[ABOUT THIS TASK] Repeat the entries shown below with every word and mark intact.

□ □ □ □ □

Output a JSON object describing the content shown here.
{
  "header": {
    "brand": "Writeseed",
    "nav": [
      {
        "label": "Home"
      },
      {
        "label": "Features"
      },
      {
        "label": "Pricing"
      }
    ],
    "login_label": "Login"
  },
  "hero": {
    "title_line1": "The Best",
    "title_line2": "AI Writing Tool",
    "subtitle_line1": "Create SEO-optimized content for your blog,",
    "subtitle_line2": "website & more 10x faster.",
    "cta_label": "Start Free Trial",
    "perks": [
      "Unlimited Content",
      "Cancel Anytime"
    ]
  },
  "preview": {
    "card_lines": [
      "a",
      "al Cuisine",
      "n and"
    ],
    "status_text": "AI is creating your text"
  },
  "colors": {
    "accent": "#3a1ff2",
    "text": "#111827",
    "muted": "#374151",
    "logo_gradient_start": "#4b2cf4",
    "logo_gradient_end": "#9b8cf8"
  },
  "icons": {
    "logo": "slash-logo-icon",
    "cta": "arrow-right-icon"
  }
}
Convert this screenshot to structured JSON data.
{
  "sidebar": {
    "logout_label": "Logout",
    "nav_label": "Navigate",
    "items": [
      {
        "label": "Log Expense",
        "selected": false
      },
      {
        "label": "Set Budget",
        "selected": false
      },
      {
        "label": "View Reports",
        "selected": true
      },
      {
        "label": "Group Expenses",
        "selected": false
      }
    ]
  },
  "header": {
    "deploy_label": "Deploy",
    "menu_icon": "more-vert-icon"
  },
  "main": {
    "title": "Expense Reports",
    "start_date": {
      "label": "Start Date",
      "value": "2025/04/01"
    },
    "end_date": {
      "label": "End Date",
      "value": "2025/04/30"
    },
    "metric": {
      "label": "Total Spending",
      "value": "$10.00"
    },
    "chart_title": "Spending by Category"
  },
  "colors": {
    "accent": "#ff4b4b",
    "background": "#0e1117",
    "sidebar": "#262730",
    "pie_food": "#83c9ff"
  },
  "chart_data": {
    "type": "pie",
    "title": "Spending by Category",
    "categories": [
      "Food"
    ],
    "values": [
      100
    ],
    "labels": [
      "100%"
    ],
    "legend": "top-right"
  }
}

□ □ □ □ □

[FINAL ANSWER]
Output a JSON object describing the content shown here.
{
  "header": {
    "brand": "Writeseed",
    "nav": [
      {
        "label": "Home"
      },
      {
        "label": "Features"
      },
      {
        "label": "Pricing"
      }
    ],
    "login_label": "Login"
  },
  "hero": {
    "title_line1": "The Best",
    "title_line2": "AI Writing Tool",
    "subtitle_line1": "Create SEO-optimized content for your blog,",
    "subtitle_line2": "website & more 10x faster.",
    "cta_label": "Start Free Trial",
    "perks": [
      "Unlimited Content",
      "Cancel Anytime"
    ]
  },
  "preview": {
    "card_lines": [
      "a",
      "al Cuisine",
      "n and"
    ],
    "status_text": "AI is creating your text"
  },
  "colors": {
    "accent": "#3a1ff2",
    "text": "#111827",
    "muted": "#374151",
    "logo_gradient_start": "#4b2cf4",
    "logo_gradient_end": "#9b8cf8"
  },
  "icons": {
    "logo": "slash-logo-icon",
    "cta": "arrow-right-icon"
  }
}
Convert this screenshot to structured JSON data.
{
  "sidebar": {
    "logout_label": "Logout",
    "nav_label": "Navigate",
    "items": [
      {
        "label": "Log Expense",
        "selected": false
      },
      {
        "label": "Set Budget",
        "selected": false
      },
      {
        "label": "View Reports",
        "selected": true
      },
      {
        "label": "Group Expenses",
        "selected": false
      }
    ]
  },
  "header": {
    "deploy_label": "Deploy",
    "menu_icon": "more-vert-icon"
  },
  "main": {
    "title": "Expense Reports",
    "start_date": {
      "label": "Start Date",
      "value": "2025/04/01"
    },
    "end_date": {
      "label": "End Date",
      "value": "2025/04/30"
    },
    "metric": {
      "label": "Total Spending",
      "value": "$10.00"
    },
    "chart_title": "Spending by Category"
  },
  "colors": {
    "accent": "#ff4b4b",
    "background": "#0e1117",
    "sidebar": "#262730",
    "pie_food": "#83c9ff"
  },
  "chart_data": {
    "type": "pie",
    "title": "Spending by Category",
    "categories": [
      "Food"
    ],
    "values": [
      100
    ],
    "labels": [
      "100%"
    ],
    "legend": "top-right"
  }
}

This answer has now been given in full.